* **Exercise description**
In the material below, find each line holding the string "concentration" and copy it.

* **Recorded data**
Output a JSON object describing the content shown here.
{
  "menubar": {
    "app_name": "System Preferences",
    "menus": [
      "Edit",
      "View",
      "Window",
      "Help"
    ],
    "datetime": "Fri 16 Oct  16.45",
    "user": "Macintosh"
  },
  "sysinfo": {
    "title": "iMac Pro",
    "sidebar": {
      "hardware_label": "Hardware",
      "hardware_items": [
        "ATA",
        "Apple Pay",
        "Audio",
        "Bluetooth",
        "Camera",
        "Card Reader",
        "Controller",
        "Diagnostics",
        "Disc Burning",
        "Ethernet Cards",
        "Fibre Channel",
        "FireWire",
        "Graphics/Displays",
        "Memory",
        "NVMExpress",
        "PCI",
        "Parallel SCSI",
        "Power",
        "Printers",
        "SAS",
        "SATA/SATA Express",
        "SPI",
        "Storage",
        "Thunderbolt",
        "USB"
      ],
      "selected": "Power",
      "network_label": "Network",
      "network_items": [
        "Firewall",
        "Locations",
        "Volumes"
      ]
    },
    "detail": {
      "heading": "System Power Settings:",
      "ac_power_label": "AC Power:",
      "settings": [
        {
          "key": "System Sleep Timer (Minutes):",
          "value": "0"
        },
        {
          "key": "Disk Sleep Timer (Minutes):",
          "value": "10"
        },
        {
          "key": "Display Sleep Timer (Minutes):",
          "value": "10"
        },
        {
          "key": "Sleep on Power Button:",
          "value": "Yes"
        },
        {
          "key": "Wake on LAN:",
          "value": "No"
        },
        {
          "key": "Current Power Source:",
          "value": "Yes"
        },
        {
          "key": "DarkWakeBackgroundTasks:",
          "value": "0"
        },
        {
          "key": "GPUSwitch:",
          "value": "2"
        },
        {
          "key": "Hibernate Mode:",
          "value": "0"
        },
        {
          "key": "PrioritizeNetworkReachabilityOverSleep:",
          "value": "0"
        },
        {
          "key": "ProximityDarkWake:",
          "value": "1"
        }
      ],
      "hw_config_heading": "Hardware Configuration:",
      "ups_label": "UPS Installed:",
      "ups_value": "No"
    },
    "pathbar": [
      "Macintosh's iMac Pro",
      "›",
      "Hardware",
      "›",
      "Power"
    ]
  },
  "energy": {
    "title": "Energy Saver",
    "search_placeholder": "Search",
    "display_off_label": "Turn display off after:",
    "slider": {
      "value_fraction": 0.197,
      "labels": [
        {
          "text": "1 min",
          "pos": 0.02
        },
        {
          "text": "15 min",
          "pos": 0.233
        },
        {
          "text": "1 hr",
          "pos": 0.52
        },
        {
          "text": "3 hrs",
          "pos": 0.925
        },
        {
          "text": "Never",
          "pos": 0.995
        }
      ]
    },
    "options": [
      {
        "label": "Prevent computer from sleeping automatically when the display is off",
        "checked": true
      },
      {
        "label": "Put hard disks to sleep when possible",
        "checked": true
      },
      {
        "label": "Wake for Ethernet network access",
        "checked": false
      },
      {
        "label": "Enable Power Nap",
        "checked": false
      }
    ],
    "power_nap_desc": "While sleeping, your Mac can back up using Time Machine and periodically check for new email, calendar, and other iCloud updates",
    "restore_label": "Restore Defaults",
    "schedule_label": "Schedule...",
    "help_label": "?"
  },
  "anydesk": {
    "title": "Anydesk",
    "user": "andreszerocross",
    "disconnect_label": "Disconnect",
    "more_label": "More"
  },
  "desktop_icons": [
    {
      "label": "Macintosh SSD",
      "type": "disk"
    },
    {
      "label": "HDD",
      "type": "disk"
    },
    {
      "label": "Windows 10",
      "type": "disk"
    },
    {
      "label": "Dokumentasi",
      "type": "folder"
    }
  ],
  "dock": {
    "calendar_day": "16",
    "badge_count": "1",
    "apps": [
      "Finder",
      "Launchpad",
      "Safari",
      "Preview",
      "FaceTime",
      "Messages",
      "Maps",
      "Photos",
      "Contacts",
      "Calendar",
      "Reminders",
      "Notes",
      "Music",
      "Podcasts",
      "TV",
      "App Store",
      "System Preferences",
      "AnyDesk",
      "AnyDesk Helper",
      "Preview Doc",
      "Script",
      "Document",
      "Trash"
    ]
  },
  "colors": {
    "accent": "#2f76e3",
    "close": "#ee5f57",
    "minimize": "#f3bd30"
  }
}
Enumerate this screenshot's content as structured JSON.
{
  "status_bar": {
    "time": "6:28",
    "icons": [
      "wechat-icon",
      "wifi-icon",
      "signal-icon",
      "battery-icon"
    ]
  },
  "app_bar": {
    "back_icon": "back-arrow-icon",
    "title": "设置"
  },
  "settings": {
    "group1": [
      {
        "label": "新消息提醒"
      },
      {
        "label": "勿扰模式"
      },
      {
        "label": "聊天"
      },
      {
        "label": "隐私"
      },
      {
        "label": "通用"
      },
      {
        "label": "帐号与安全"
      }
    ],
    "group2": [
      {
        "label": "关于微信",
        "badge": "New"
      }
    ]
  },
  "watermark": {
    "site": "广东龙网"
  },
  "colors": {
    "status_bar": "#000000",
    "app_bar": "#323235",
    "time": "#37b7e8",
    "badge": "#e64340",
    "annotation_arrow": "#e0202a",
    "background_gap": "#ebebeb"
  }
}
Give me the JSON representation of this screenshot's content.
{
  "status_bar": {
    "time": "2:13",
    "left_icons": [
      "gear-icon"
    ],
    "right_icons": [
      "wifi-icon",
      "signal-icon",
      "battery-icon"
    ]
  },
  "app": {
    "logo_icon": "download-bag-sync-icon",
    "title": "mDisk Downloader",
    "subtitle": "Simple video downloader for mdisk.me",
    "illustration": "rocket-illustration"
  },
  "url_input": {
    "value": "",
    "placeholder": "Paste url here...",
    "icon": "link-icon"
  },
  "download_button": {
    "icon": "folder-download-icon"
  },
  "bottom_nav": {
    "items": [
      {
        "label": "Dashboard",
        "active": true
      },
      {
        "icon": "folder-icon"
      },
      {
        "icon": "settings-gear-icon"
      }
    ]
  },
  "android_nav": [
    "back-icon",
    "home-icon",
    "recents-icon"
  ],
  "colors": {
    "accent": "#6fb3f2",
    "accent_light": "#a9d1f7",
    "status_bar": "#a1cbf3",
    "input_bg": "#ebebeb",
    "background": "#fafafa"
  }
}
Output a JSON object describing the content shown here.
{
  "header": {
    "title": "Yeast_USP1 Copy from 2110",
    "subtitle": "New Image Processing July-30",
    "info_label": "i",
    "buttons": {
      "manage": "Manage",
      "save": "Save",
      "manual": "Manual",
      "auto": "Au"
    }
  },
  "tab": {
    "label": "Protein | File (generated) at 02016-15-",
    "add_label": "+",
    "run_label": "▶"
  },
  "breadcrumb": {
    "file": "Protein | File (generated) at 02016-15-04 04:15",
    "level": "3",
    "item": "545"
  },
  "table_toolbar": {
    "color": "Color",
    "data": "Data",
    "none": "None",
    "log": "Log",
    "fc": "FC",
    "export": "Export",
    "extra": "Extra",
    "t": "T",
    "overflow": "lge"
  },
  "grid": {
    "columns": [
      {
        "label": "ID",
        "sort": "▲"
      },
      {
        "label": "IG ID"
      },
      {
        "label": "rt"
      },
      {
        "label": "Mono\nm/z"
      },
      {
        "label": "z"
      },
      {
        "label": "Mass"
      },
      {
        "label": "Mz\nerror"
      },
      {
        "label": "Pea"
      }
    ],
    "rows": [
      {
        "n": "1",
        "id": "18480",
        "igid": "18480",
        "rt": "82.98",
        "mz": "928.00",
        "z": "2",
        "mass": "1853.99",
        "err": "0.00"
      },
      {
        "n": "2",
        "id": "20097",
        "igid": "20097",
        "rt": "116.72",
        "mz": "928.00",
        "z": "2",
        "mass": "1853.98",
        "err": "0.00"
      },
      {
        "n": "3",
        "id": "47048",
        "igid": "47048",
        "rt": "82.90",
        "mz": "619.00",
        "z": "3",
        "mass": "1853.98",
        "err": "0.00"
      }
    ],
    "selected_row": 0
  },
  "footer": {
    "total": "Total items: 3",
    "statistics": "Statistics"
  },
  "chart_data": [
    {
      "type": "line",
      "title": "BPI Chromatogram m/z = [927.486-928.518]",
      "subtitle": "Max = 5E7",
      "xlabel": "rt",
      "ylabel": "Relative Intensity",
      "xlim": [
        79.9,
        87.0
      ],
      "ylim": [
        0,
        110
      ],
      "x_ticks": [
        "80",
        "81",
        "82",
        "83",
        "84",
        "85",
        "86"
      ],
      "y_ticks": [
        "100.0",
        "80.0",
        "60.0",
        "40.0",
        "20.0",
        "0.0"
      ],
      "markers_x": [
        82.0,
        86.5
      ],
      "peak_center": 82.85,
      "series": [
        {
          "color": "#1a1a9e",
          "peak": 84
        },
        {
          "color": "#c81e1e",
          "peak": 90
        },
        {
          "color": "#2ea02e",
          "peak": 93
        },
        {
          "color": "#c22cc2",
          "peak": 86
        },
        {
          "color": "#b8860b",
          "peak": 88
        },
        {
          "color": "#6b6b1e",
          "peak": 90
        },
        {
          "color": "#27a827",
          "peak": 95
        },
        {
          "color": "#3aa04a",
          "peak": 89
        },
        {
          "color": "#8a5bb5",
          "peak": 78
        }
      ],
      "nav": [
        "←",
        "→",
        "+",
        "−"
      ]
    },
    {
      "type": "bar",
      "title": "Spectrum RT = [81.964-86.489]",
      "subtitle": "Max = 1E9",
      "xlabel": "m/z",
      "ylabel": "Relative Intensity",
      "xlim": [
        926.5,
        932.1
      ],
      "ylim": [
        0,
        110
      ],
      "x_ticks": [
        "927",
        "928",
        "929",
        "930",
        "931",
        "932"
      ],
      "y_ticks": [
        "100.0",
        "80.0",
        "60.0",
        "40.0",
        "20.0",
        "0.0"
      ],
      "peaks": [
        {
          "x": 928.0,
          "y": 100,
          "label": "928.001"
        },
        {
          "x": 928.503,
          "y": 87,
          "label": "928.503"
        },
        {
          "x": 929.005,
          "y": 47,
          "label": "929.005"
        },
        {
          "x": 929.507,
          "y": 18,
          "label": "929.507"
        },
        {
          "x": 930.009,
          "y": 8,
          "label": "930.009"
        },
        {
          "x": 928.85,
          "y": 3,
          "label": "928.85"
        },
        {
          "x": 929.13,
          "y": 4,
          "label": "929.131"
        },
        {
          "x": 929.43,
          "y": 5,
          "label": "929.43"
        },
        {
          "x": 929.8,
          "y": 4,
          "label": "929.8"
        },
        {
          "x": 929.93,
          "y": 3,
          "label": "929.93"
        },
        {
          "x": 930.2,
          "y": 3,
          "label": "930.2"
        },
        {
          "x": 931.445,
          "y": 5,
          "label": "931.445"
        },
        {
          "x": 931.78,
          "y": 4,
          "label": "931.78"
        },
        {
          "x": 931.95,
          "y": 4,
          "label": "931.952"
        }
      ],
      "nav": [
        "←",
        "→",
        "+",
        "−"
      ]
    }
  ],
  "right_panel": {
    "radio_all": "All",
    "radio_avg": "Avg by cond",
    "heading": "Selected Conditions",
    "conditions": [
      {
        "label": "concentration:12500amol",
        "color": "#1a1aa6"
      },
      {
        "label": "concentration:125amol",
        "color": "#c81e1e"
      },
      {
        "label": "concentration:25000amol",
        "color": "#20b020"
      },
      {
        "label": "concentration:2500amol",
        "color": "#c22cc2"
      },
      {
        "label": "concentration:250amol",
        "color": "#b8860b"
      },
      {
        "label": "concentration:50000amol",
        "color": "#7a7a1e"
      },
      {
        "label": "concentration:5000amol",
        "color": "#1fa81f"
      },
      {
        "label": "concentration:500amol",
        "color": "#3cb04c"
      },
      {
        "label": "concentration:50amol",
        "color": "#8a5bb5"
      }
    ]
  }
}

* **Response box**
        "label": "concentration:12500amol",
        "label": "concentration:125amol",
        "label": "concentration:25000amol",
        "label": "concentration:2500amol",
        "label": "concentration:250amol",
        "label": "concentration:50000amol",
        "label": "concentration:5000amol",
        "label": "concentration:500amol",
        "label": "concentration:50amol",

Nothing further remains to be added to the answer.